Since 2017, SpringBoard courses are now open to the following categories of applicant:

  • Homemakers (all courses are open to Homemakers)
  • People in employment
    • who wish to take a course in the manufacturing sector (e.g. Bio-pharma or medical devices technology) or
    • who wish to take an ICT Conversion course or
    • who already hold a Level 7 (Ordinary Degree) IT qualification who wish to upskill to a Level 8 IT qualification
  • The unemployed or formerly self-employed (all courses are open to these category of applicants, with the exception of the two year part-time ICT conversion courses which are not open to those in receipt of a Jobseekers-related payment)

All courses lead to qualifications in enterprise sectors which are growing and need skilled personnel, including information and communications technology (ICT); manufacturing; international financial services; and key skills for enterprise to trade internationally. Qualifications are also available in cross-enterprise skills such as innovation, enterprise/entrepreneurship, digital marketing, and project management.

MOOCs - Massive Online  Open Courses

MOOCs are free courses that are available to anyone. They don't give you a recognised qualification, but they do provide an excellent opportunity to expand your knowledge of a subject, or if you simply want to upskill. Some MOOCs are designed by the top universities around the world. Here in Ireland, MOOCs are offered by Dublin Institute of Technology (DIT), NUI Galway and Trinity College Dublin. All you need to participate is internet access. A searchable database of MOOCs is available here.

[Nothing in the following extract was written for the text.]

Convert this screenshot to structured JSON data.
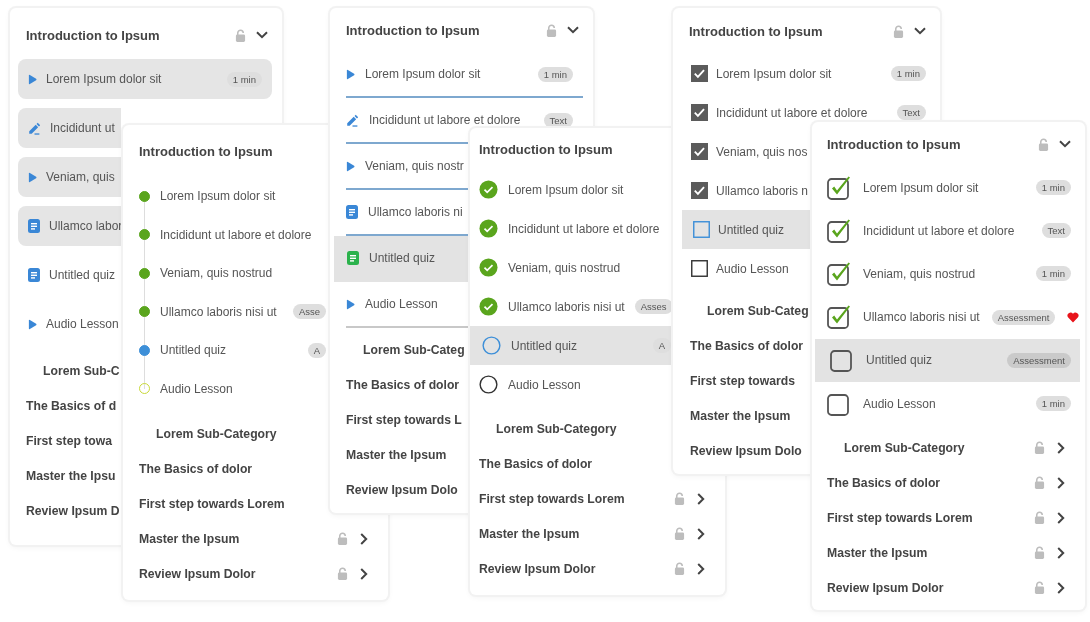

Need advice on what to do?

With so many possible courses, and a variety of different financial supports available, many people choose to discuss their options with a local careers advisor. Government based services provide free consultations and are available nationwide.

Click here to go to Adult Guidance Services